→ **What the task asks**: Return every line from the records below with the string "this".
================================
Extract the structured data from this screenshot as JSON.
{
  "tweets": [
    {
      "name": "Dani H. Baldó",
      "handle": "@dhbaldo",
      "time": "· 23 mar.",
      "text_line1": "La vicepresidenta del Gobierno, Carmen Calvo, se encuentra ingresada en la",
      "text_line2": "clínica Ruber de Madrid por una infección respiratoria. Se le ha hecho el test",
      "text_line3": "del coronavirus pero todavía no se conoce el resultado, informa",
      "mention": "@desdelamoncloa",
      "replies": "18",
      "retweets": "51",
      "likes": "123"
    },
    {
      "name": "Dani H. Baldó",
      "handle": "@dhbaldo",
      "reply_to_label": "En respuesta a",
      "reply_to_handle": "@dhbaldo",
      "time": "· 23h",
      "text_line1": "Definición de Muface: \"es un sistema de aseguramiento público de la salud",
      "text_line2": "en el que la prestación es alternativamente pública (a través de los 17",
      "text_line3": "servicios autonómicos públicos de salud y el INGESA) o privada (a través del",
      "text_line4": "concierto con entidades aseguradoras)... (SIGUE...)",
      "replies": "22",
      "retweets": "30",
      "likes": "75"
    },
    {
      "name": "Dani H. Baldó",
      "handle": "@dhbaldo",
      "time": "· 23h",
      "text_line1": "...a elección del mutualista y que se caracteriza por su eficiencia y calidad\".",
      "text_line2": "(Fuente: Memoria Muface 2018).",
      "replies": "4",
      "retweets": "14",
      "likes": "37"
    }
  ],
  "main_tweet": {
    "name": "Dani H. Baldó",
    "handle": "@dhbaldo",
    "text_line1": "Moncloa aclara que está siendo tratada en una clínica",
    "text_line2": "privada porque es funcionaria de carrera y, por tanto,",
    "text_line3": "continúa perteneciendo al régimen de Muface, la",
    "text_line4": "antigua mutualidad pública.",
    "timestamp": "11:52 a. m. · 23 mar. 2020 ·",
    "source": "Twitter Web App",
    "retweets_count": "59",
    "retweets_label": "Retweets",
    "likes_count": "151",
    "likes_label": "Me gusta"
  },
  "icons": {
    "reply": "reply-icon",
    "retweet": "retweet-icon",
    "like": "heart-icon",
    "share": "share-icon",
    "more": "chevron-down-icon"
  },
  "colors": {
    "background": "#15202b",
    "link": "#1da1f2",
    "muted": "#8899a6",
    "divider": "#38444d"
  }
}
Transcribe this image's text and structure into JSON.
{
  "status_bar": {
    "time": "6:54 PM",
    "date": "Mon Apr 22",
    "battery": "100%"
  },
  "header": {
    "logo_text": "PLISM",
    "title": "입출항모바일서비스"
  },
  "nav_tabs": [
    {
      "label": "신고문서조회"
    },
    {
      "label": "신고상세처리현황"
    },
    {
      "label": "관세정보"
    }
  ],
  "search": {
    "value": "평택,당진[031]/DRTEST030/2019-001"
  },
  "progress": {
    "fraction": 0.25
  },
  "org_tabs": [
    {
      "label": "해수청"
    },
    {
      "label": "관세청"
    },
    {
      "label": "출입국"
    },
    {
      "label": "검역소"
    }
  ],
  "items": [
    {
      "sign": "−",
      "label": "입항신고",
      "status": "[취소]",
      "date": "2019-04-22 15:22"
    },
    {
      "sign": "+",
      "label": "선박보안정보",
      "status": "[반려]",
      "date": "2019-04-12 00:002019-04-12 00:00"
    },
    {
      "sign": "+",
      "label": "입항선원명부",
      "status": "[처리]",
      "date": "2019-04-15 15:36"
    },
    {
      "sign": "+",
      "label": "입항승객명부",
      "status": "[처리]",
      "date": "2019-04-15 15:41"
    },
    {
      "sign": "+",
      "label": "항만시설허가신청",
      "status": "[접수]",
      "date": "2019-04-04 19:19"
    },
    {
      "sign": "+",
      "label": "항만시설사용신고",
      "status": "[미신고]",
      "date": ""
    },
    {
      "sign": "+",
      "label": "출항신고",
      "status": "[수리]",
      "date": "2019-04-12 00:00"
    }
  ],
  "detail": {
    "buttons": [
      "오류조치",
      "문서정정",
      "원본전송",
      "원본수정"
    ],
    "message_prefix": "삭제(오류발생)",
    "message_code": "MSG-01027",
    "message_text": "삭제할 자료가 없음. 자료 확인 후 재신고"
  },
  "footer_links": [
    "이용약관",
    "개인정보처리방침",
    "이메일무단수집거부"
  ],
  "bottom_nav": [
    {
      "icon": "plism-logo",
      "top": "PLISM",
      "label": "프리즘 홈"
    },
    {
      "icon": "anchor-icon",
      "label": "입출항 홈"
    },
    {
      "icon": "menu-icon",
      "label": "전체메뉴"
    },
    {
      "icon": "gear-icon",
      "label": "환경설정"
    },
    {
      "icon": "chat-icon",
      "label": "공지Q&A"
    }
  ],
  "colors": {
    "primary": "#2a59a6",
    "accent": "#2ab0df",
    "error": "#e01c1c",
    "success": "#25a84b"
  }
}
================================
→ **Answer box**:
Extract the structured data from this screenshot as JSON.
Transcribe this image's text and structure into JSON.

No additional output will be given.